So, your SAN has a data cache and generally they aren't huge.  A few GB is standard.  And your SAN is hooked up to many different servers/applications.  So, what is the best controller cache configuration for (your) SQL Server? 
You can split the controller cache into read and write caches specifically.  Without testing and examples to back up my claims, assume that increasing the read cache, or having a higher read cache than the default, is NOT beneficial.  Why?  Your servers will likely have at least a few GB of memory themselves, so if a sql server needs add'l data it will likely find it in its own cache.  If it doesn't then it goes to the SAN where it is highly unlikely it will be found in controller cache.  Further, SQL Server uses a read-ahead algorithm to prefetch pages for read operations, negating further the need for a large SAN read cache.   Your RDBMS is in essence one big cache, bigger than your SAN cache even.  
Caching disk IO has significant CPU overhead with a negative impact to performance in total.  Disabling cache entirely is often the best choice for performance reasons, even though logically many people's first inclination would be that cache, any cache, is better than no cache at all.  
With a write cache you can assume that the SAN will be able to send the IO completion message back to the server faster if it can do this once the write cache was updated, vs the actual rotational media.  Note that your controller cache needs to be battery backed, otherwise you open yourself to risk.  
Even with a write cache there is debate as to whether the write cache is hurting or helping performance.  The cache algorithm itself may hinder the raw IO of the underlying arrays.  I'm still not totally convinced on this point and more testing would need to occur.  For very write-intensive periods, such as during a checkpoint, the write cache should help performance.  
Cache can mask your IO problems vs helping IO performance.  
Write-Through Cache vs Write-Back Cache

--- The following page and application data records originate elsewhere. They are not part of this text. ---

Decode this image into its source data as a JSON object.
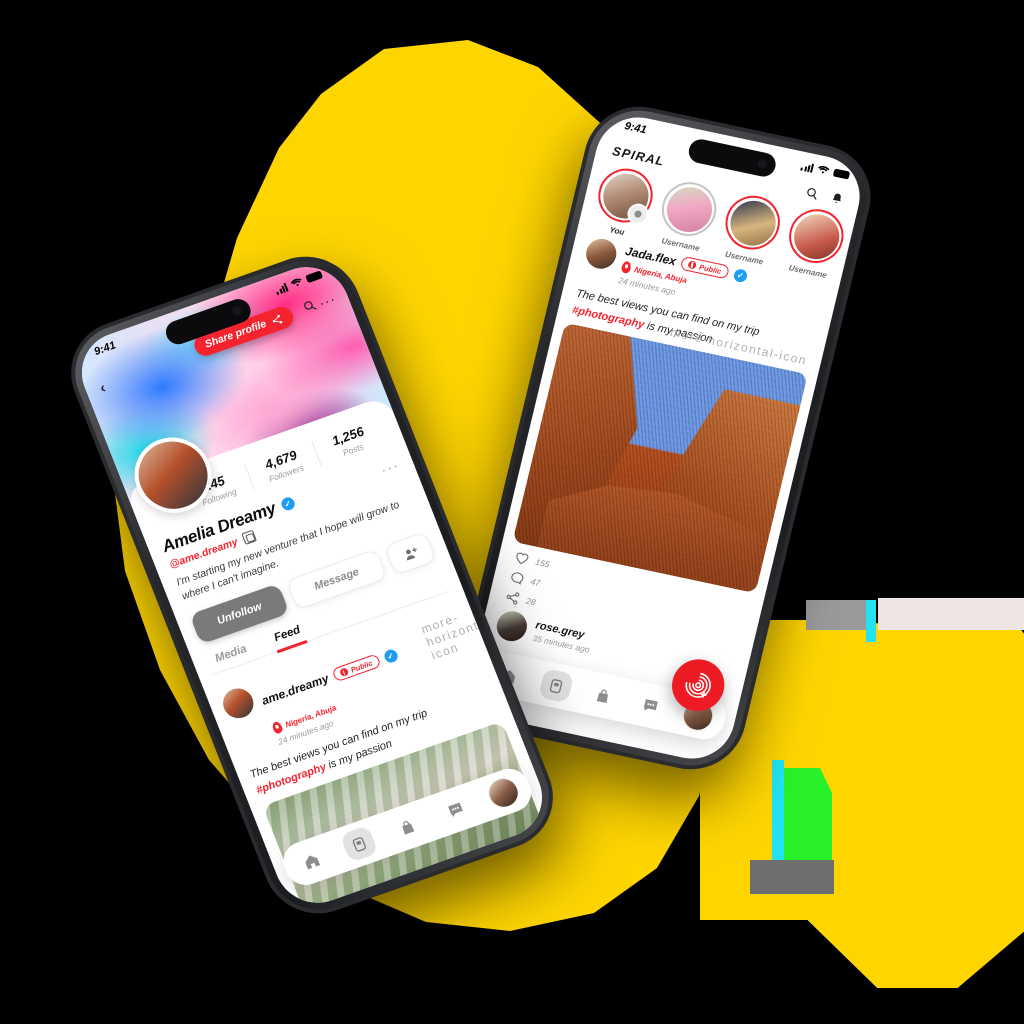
{
  "scene": {
    "background_color": "#000000",
    "accent_yellow": "#FFD500",
    "brand_red": "#F5232E"
  },
  "left_phone": {
    "status_bar": {
      "time": "9:41"
    },
    "cover_header": {
      "back_icon": "chevron-left-icon",
      "share_button_label": "Share profile",
      "share_icon": "share-icon",
      "search_icon": "search-icon",
      "more_icon": "more-horizontal-icon"
    },
    "profile": {
      "name": "Amelia Dreamy",
      "verified": true,
      "handle": "@ame.dreamy",
      "copy_icon": "copy-icon",
      "bio": "I'm starting my new venture that I hope will grow to where I can't imagine.",
      "more_icon": "more-horizontal-icon",
      "stats": [
        {
          "value": "245",
          "label": "Following"
        },
        {
          "value": "4,679",
          "label": "Followers"
        },
        {
          "value": "1,256",
          "label": "Posts"
        }
      ],
      "actions": {
        "primary_label": "Unfollow",
        "secondary_label": "Message",
        "add_friend_icon": "person-add-icon"
      }
    },
    "tabs": [
      {
        "label": "Media",
        "active": false
      },
      {
        "label": "Feed",
        "active": true
      }
    ],
    "post": {
      "username": "ame.dreamy",
      "privacy_badge": "Public",
      "verified": true,
      "location": "Nigeria, Abuja",
      "timestamp": "24 minutes ago",
      "caption_line1": "The best views you can find on my trip",
      "caption_hashtag": "#photography",
      "caption_line2_rest": " is my passion",
      "more_icon": "more-horizontal-icon"
    },
    "navbar": {
      "items": [
        {
          "icon": "home-icon",
          "active": false
        },
        {
          "icon": "feed-card-icon",
          "active": true
        },
        {
          "icon": "shop-bag-icon",
          "active": false
        },
        {
          "icon": "chat-bubble-icon",
          "active": false
        },
        {
          "icon": "profile-avatar",
          "active": false
        }
      ]
    }
  },
  "right_phone": {
    "status_bar": {
      "time": "9:41"
    },
    "header": {
      "brand": "SPIRAL",
      "search_icon": "search-icon",
      "bell_icon": "notification-bell-icon"
    },
    "stories": [
      {
        "label": "You",
        "ring": "unseen",
        "has_badge": true
      },
      {
        "label": "Username",
        "ring": "seen",
        "has_badge": false
      },
      {
        "label": "Username",
        "ring": "unseen",
        "has_badge": false
      },
      {
        "label": "Username",
        "ring": "unseen",
        "has_badge": false
      }
    ],
    "post": {
      "username": "Jada.flex",
      "privacy_badge": "Public",
      "verified": true,
      "location": "Nigeria, Abuja",
      "timestamp": "24 minutes ago",
      "caption_line1": "The best views you can find on my trip",
      "caption_hashtag": "#photography",
      "caption_line2_rest": " is my passion",
      "more_icon": "more-horizontal-icon"
    },
    "engagement": [
      {
        "icon": "heart-icon",
        "count": "155"
      },
      {
        "icon": "comment-icon",
        "count": "47"
      },
      {
        "icon": "share-icon",
        "count": "28"
      }
    ],
    "next_post": {
      "username": "rose.grey",
      "timestamp": "35 minutes ago"
    },
    "fab": {
      "icon": "spiral-create-icon"
    },
    "navbar": {
      "items": [
        {
          "icon": "home-icon",
          "active": false
        },
        {
          "icon": "feed-card-icon",
          "active": true
        },
        {
          "icon": "shop-bag-icon",
          "active": false
        },
        {
          "icon": "chat-bubble-icon",
          "active": false
        },
        {
          "icon": "profile-avatar",
          "active": false
        }
      ]
    },
    "post_more_icon": "more-horizontal-icon"
  }
}
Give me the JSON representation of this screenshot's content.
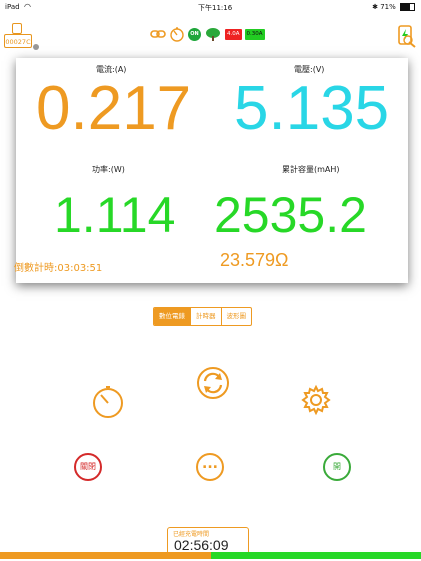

A write through cache eliminates the risk of subsystem failure by writing to disk before acknowledging the IO completion.  A write back cache acknowledges the IO completion after the write to cache only.